(Records shown)

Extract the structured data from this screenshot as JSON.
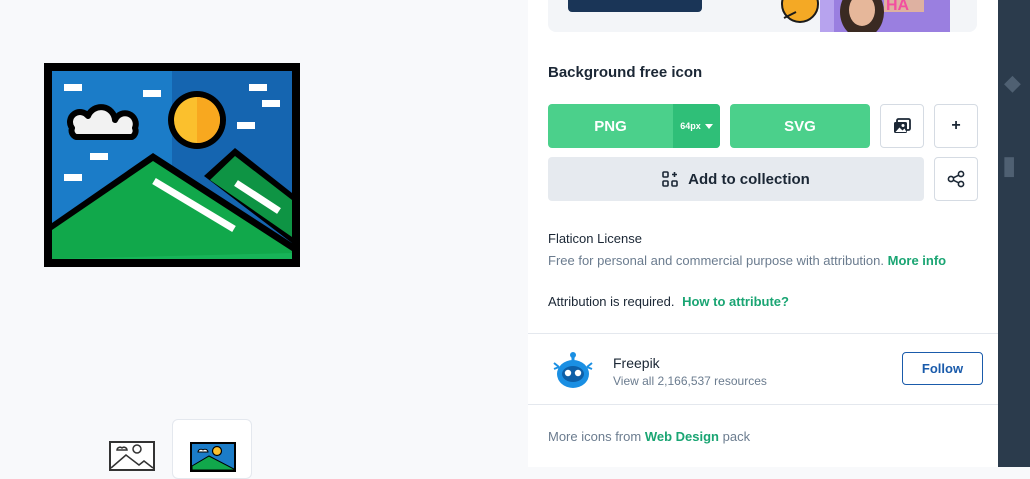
{
  "icon": {
    "title": "Background free icon"
  },
  "download": {
    "png_label": "PNG",
    "size_label": "64px",
    "svg_label": "SVG",
    "plus_label": "+",
    "collection_label": "Add to collection"
  },
  "license": {
    "title": "Flaticon License",
    "description": "Free for personal and commercial purpose with attribution.",
    "more_info": "More info",
    "attribution_text": "Attribution is required.",
    "how_to_attribute": "How to attribute?"
  },
  "author": {
    "name": "Freepik",
    "resources": "View all 2,166,537 resources",
    "follow_label": "Follow"
  },
  "pack": {
    "prefix": "More icons from",
    "name": "Web Design",
    "suffix": "pack"
  },
  "colors": {
    "green": "#4bd08b",
    "green_dark": "#2fbf78",
    "link_green": "#1aa573",
    "follow_blue": "#1a5bab",
    "sky_blue": "#1b7cc8",
    "hill_green": "#11a84b"
  },
  "icons": [
    "landscape-icon",
    "image-edit-icon",
    "collection-icon",
    "share-icon",
    "freepik-avatar-icon"
  ]
}
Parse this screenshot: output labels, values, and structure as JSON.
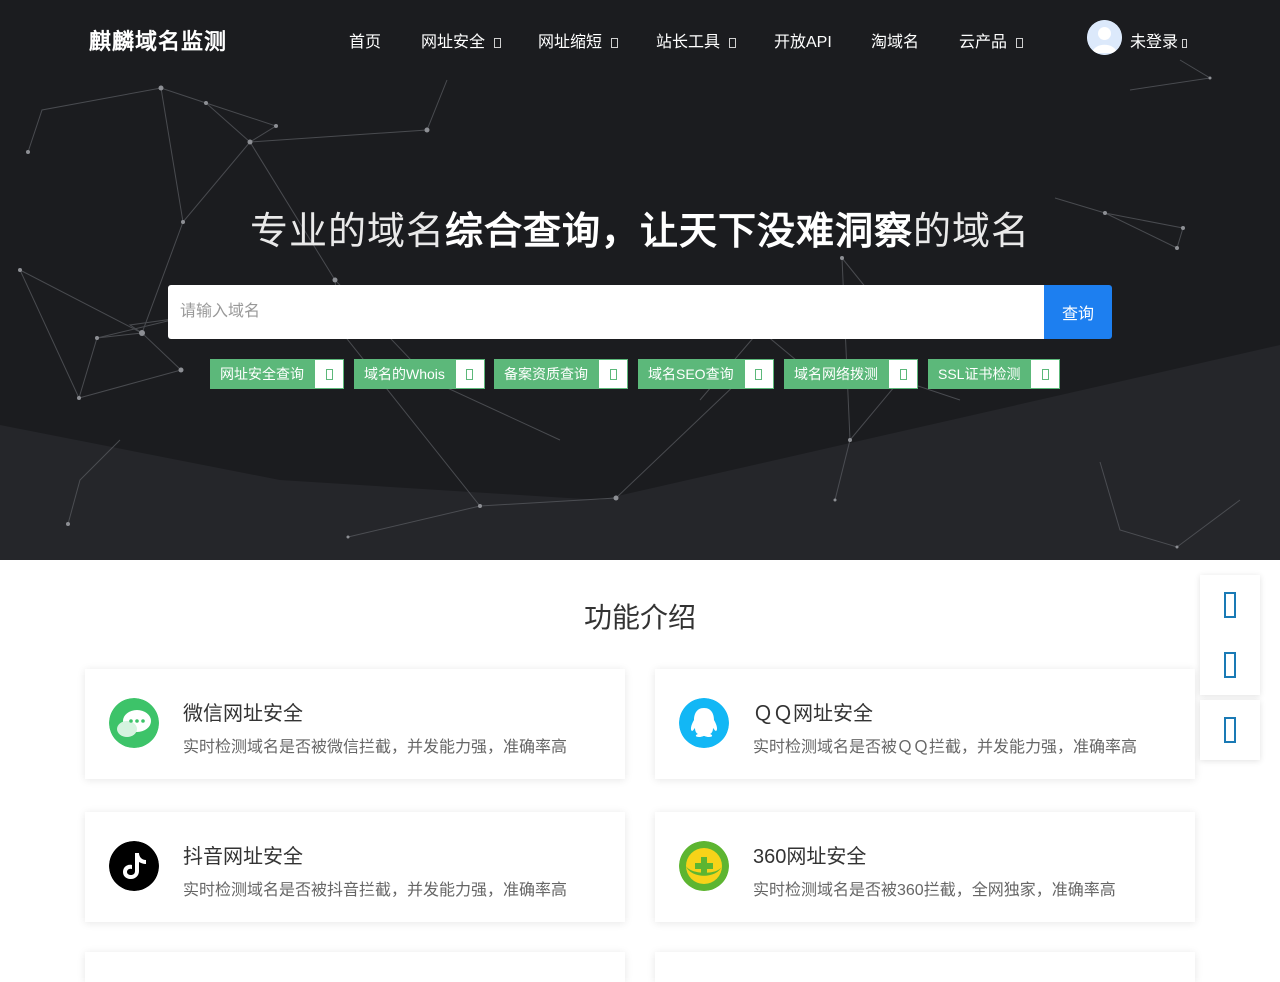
{
  "header": {
    "logo": "麒麟域名监测",
    "nav": [
      {
        "label": "首页",
        "dropdown": false
      },
      {
        "label": "网址安全",
        "dropdown": true
      },
      {
        "label": "网址缩短",
        "dropdown": true
      },
      {
        "label": "站长工具",
        "dropdown": true
      },
      {
        "label": "开放API",
        "dropdown": false
      },
      {
        "label": "淘域名",
        "dropdown": false
      },
      {
        "label": "云产品",
        "dropdown": true
      }
    ],
    "user_label": "未登录"
  },
  "hero": {
    "slogan_light_1": "专业的域名",
    "slogan_bold": "综合查询，让天下没难洞察",
    "slogan_light_2": "的域名",
    "search_placeholder": "请输入域名",
    "search_button": "查询",
    "quick_tags": [
      "网址安全查询",
      "域名的Whois",
      "备案资质查询",
      "域名SEO查询",
      "域名网络拨测",
      "SSL证书检测"
    ]
  },
  "features": {
    "title": "功能介绍",
    "cards": [
      {
        "title": "微信网址安全",
        "desc": "实时检测域名是否被微信拦截，并发能力强，准确率高",
        "icon": "wechat-icon"
      },
      {
        "title": "ＱＱ网址安全",
        "desc": "实时检测域名是否被ＱＱ拦截，并发能力强，准确率高",
        "icon": "qq-icon"
      },
      {
        "title": "抖音网址安全",
        "desc": "实时检测域名是否被抖音拦截，并发能力强，准确率高",
        "icon": "douyin-icon"
      },
      {
        "title": "360网址安全",
        "desc": "实时检测域名是否被360拦截，全网独家，准确率高",
        "icon": "360-icon"
      }
    ]
  },
  "colors": {
    "hero_bg": "#1b1c1f",
    "accent": "#1d7ff0",
    "tag_green": "#5cb87a",
    "wechat": "#3dc369",
    "qq": "#12b7f5",
    "float_icon": "#1a7ab5"
  },
  "float_icons": [
    "side-icon-1",
    "side-icon-2",
    "side-icon-3"
  ]
}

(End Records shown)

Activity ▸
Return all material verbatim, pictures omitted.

Completed exercise ▸
Extract the structured data from this screenshot as JSON.
{
  "icon": {
    "title": "Background free icon"
  },
  "download": {
    "png_label": "PNG",
    "size_label": "64px",
    "svg_label": "SVG",
    "plus_label": "+",
    "collection_label": "Add to collection"
  },
  "license": {
    "title": "Flaticon License",
    "description": "Free for personal and commercial purpose with attribution.",
    "more_info": "More info",
    "attribution_text": "Attribution is required.",
    "how_to_attribute": "How to attribute?"
  },
  "author": {
    "name": "Freepik",
    "resources": "View all 2,166,537 resources",
    "follow_label": "Follow"
  },
  "pack": {
    "prefix": "More icons from",
    "name": "Web Design",
    "suffix": "pack"
  },
  "colors": {
    "green": "#4bd08b",
    "green_dark": "#2fbf78",
    "link_green": "#1aa573",
    "follow_blue": "#1a5bab",
    "sky_blue": "#1b7cc8",
    "hill_green": "#11a84b"
  },
  "icons": [
    "landscape-icon",
    "image-edit-icon",
    "collection-icon",
    "share-icon",
    "freepik-avatar-icon"
  ]
}
Parse this screenshot: output labels, values, and structure as JSON.
{
  "header": {
    "logo": "麒麟域名监测",
    "nav": [
      {
        "label": "首页",
        "dropdown": false
      },
      {
        "label": "网址安全",
        "dropdown": true
      },
      {
        "label": "网址缩短",
        "dropdown": true
      },
      {
        "label": "站长工具",
        "dropdown": true
      },
      {
        "label": "开放API",
        "dropdown": false
      },
      {
        "label": "淘域名",
        "dropdown": false
      },
      {
        "label": "云产品",
        "dropdown": true
      }
    ],
    "user_label": "未登录"
  },
  "hero": {
    "slogan_light_1": "专业的域名",
    "slogan_bold": "综合查询，让天下没难洞察",
    "slogan_light_2": "的域名",
    "search_placeholder": "请输入域名",
    "search_button": "查询",
    "quick_tags": [
      "网址安全查询",
      "域名的Whois",
      "备案资质查询",
      "域名SEO查询",
      "域名网络拨测",
      "SSL证书检测"
    ]
  },
  "features": {
    "title": "功能介绍",
    "cards": [
      {
        "title": "微信网址安全",
        "desc": "实时检测域名是否被微信拦截，并发能力强，准确率高",
        "icon": "wechat-icon"
      },
      {
        "title": "ＱＱ网址安全",
        "desc": "实时检测域名是否被ＱＱ拦截，并发能力强，准确率高",
        "icon": "qq-icon"
      },
      {
        "title": "抖音网址安全",
        "desc": "实时检测域名是否被抖音拦截，并发能力强，准确率高",
        "icon": "douyin-icon"
      },
      {
        "title": "360网址安全",
        "desc": "实时检测域名是否被360拦截，全网独家，准确率高",
        "icon": "360-icon"
      }
    ]
  },
  "colors": {
    "hero_bg": "#1b1c1f",
    "accent": "#1d7ff0",
    "tag_green": "#5cb87a",
    "wechat": "#3dc369",
    "qq": "#12b7f5",
    "float_icon": "#1a7ab5"
  },
  "float_icons": [
    "side-icon-1",
    "side-icon-2",
    "side-icon-3"
  ]
}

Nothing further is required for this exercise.